AvByuer garnered input from several avionics installers on why operators should not wait to book an installation slot. Consider what the experts say:
Reserve a Slot, Regardless
According to Duncan Aviation (www.duncanaviation.aero), to meet the mandate deadline several hundred business aircraft should be getting the upgrade every month until the end of 2019. Even at that pace, the later operators risk landing in a queue extending well into 2020 – effectively cutting them off from all those airspace sectors where ADS-B is required.
Schedule an installation slot ASAP. Even if the equipment you want isn't yet approved, protect against being locked out when the product suitable for your aircraft gains its approval.
Being in the queue lowers your risk of receiving a post-deadline installation slot, and canceling or delaying the date is always possible.
Plans to sell the aircraft later shouldn't be an excuse to delay compliance now.

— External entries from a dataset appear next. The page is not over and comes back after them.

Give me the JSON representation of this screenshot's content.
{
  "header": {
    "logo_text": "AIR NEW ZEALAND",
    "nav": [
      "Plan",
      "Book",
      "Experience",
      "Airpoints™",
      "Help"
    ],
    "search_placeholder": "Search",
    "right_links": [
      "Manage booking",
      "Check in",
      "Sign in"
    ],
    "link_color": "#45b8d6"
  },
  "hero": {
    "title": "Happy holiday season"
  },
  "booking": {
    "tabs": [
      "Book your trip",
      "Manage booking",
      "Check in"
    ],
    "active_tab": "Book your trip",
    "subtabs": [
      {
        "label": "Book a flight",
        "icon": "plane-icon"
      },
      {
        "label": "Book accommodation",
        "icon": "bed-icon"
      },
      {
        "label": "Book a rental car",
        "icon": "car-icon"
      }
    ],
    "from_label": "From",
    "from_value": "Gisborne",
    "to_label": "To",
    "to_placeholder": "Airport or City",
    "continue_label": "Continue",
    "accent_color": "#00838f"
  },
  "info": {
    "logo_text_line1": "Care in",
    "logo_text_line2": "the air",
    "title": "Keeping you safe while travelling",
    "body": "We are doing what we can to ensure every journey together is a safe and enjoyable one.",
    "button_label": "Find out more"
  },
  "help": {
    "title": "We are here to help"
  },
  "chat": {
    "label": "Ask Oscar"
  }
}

Aircraft without ADS-B Out will, experts warn, result in a loss of resale value since the new owner will have to spend the money on compliance rather than on paying the seller.
Beat the Hardware Demand
The input from Elliott Aviation (www.elliottaviation.com) parallels that of other vendors holding Supplemental Type Certificates for a large array of aircraft.
One point made by Elliott is that scheduling early helps assure the installer has the hardware needed for your aircraft by the time your installation slot comes up. With a broad spectrum of solutions covering most Citations and King Air models, among others, demand for the approved hardware is likely to grow stronger as the deadline approaches.
As demand grows, operators who schedule late may find themselves waiting for back-ordered hardware, thereby compromising the avionics shop’s ability to accomplish their upgrade until the equipment backlog is cleared.
Depending on other work needed (such as installation of a WAAS GPS navigator), installation times can vary from a few days to more than a week. One piece of useful advice is to schedule the ADS-B upgrade in tandem with an annual or 100-hour inspection or engine hot-section overhaul, thus reducing downtime.
Not Just a US Issue
Jet Aviation reminded us that ADS-B isn't solely a US issue; it's a standard embraced by the International Civil Aviation Organization (ICAO) and is required by ICAO signatory nations. While some nations delayed their compliance dates to align with the US, others (such as Australia) already require ADS-B.
While a higher percentage of overseas-based aircraft have complied when compared with the US, some still are not fully equipped. And some of those owners will seek installation slots anywhere the shop is approved by their home country.
That scenario could further complicate scheduling in the US, given that many domestic installers hold international approvals.
Of course, each country will require a demonstration of successful installation even after an installation by an approved shop in the US, further adding time pressures on those operators.
Allowing Time to Find a Solution
Finding a solution approved for your aircraft may prove challenging for many older business turbine airframes, and aligning the equipment with a shop approved to handle the installation adds another obstacle.
Stephens Aviation's lengthy list of solutions for upgrading old Rockwell Collins ProLine 4 and ProLine 21 systems includes many offerings partnered with CMD Flight Solutions. But again, the company reminds us that scheduling early is paramount to assure hardware and installation capacity before the deadline.
Waste no time in finding a shop specializing in an ADS-B solution for your aircraft type. Some locations may seem more convenient than others, but make sure that the shop performs the upgrade you need.
Touching base with a shop that ticks all of the right boxes for your business aircraft as early as possible should be a priority to your flight operation to help preclude a loss of use, starting January 1, 2020.